I retired from full time teaching on the 15th May. It’s been a long road and a very productive one. This site is about to undergo an extensive re-purposing which I envisage will take quite a few months. Content that previously supported classroom teaching will be moved to an ‘Archive’ page and the remaining content will be re-written for general purpose use. The years at Wyndham have been good, but now it’s time to move on to wider horizons. Current course content will not be modified.
For Visual Design students who are self isolating or opting to study from home here is the link to the site that will allow you to obtain and install Adobe Creative Cloud for free.
For students in 12VD5, 11PHO6 & 11VD1 at school and at home please ensure that you log in to your Google Classroom during the allocated sessions for any task updates/tutorials/content delivery and post in the class comment feed to indicate your session attendance. Sessions will be posted in the feed.
Here is the link to the tutorial / software / app resource from the presentation at St Dominic’s College. This has been and is being updated to reflect feedback and a better understanding of the purpose of the day.

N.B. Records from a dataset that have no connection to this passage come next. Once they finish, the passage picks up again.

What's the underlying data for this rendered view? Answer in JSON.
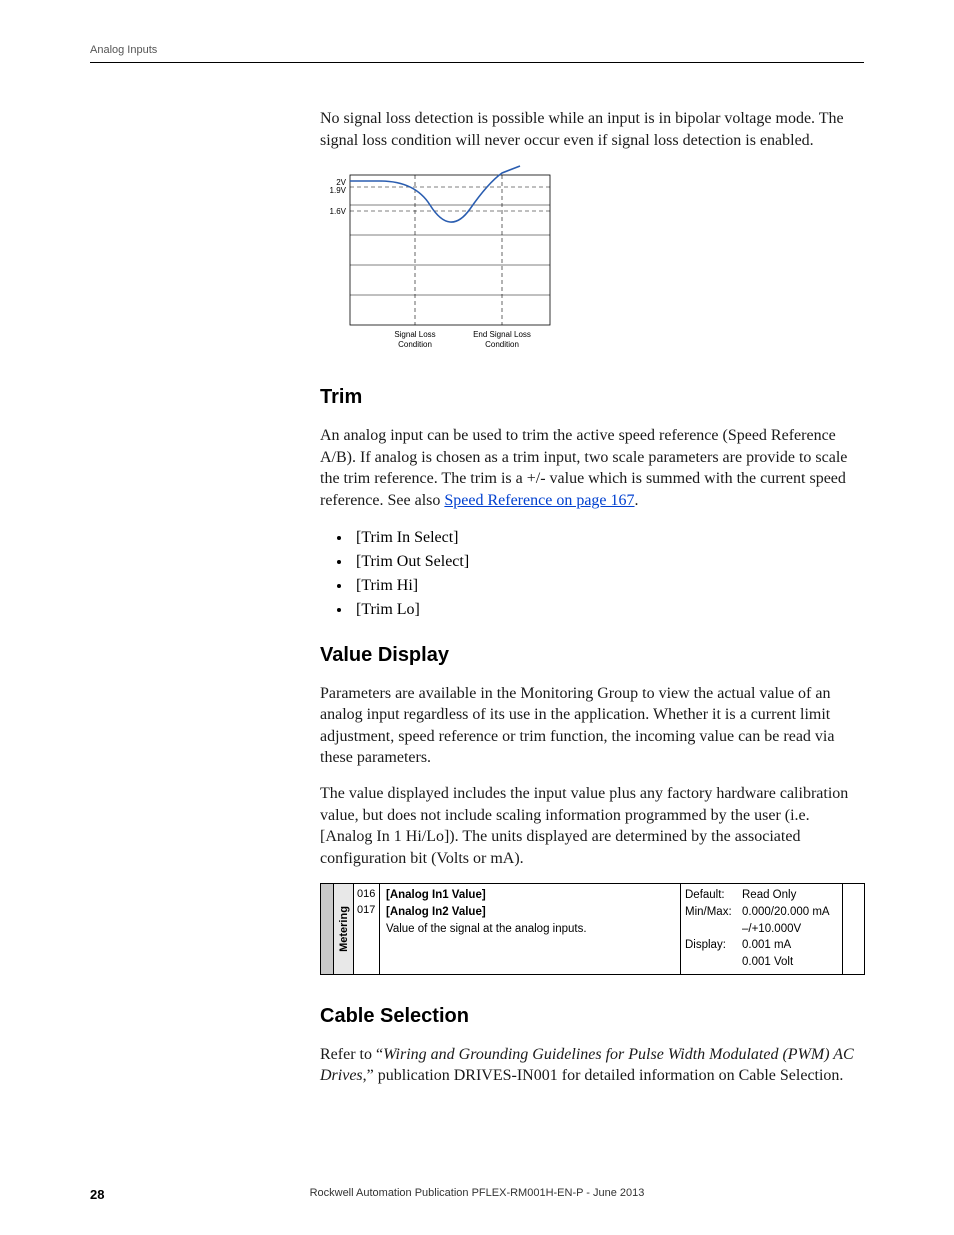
{
  "header": {
    "section": "Analog Inputs"
  },
  "intro": "No signal loss detection is possible while an input is in bipolar voltage mode. The signal loss condition will never occur even if signal loss detection is enabled.",
  "chart_data": {
    "type": "line",
    "y_ticks": [
      "2V",
      "1.9V",
      "1.6V"
    ],
    "x_labels": [
      "Signal Loss Condition",
      "End Signal Loss Condition"
    ],
    "ylim": [
      0,
      2.1
    ],
    "title": "",
    "xlabel": "",
    "ylabel": ""
  },
  "trim": {
    "heading": "Trim",
    "body": "An analog input can be used to trim the active speed reference (Speed Reference A/B). If analog is chosen as a trim input, two scale parameters are provide to scale the trim reference. The trim is a +/- value which is summed with the current speed reference. See also ",
    "link_text": "Speed Reference on page 167",
    "body_tail": ".",
    "items": [
      "[Trim In Select]",
      "[Trim Out Select]",
      "[Trim Hi]",
      "[Trim Lo]"
    ]
  },
  "value_disp": {
    "heading": "Value Display",
    "p1": "Parameters are available in the Monitoring Group to view the actual value of an analog input regardless of its use in the application. Whether it is a current limit adjustment, speed reference or trim function, the incoming value can be read via these parameters.",
    "p2": "The value displayed includes the input value plus any factory hardware calibration value, but does not include scaling information programmed by the user (i.e. [Analog In 1 Hi/Lo]). The units displayed are determined by the associated configuration bit (Volts or mA)."
  },
  "param_table": {
    "group": "Metering",
    "num1": "016",
    "num2": "017",
    "name1": "[Analog In1 Value]",
    "name2": "[Analog In2 Value]",
    "desc": "Value of the signal at the analog inputs.",
    "l_default": "Default:",
    "l_minmax": "Min/Max:",
    "l_display": "Display:",
    "v_default": "Read Only",
    "v_minmax1": "0.000/20.000 mA",
    "v_minmax2": "–/+10.000V",
    "v_disp1": "0.001 mA",
    "v_disp2": "0.001 Volt"
  },
  "cable": {
    "heading": "Cable Selection",
    "pre": "Refer to “",
    "italic": "Wiring and Grounding Guidelines for Pulse Width Modulated (PWM) AC Drives",
    "post": ",” publication DRIVES-IN001 for detailed information on Cable Selection."
  },
  "footer": {
    "text": "Rockwell Automation Publication PFLEX-RM001H-EN-P - June 2013",
    "page": "28"
  }
}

Think you’d like to spend a few days at Arthur Boyd’s Bundanon residence staying in accommodation designed by Glen Murcott? If you haven’t done so already, check out this video of Wyndham students at Bundanon and get a deposit back to the front office by 25th October. This is a great opportunity to be part of an exceptional immersion into some serious art-making.
“Employers are crying out for recruits who are creative. The notion that arts and music are not seen as ‘hard’ enough subjects is damaging to the economy.”
Here’s a thoughtful; albeit, relatively brief piece, on the value of creative thinking and creativity in education.
The notion that the Arts should sit below the post industrial hierarchy of English, Maths, Science and the Humanities is antiquated. Everything we have (man-made) comes from the minds of creative people. Simply ludicrous to undervalue it.
Read the full article here
It’s been a while since a new post has been added to the front page. Today some time came my way and so did this.
“Many technologies have promised to revolutionize education, but so far none has. With that in mind, what could revolutionize education?
These ideas have been percolating since I wrote my PhD in physics education: http://www.physics.usyd.edu.au/super/…
I have also discussed this topic with CGP Grey, whose view of the future of education differs significantly from mine: https://www.youtube.com/watch?v=7vsCA…
I think it is instructive that each new technology has appeared to be so transformative. You can imagine, for example, that motion pictures must have seemed like a revolutionary learning technology. After all they did revolutionize entertainment, yet failed to make significant inroads into the classroom. TV and video seem like a cheaper, scaled back film, but they too failed to live up to expectations. Now there is a glut of information and video on the internet so should we expect it to revolutionize education?
My view is that it won’t, for two reasons: 1. Technology is not inherently superior, animations over static graphics, videoed presentations over live lectures etc. and 2. Learning is inherently a social activity, motivated and encouraged by interactions with others.”
“Published on Dec 1, 2014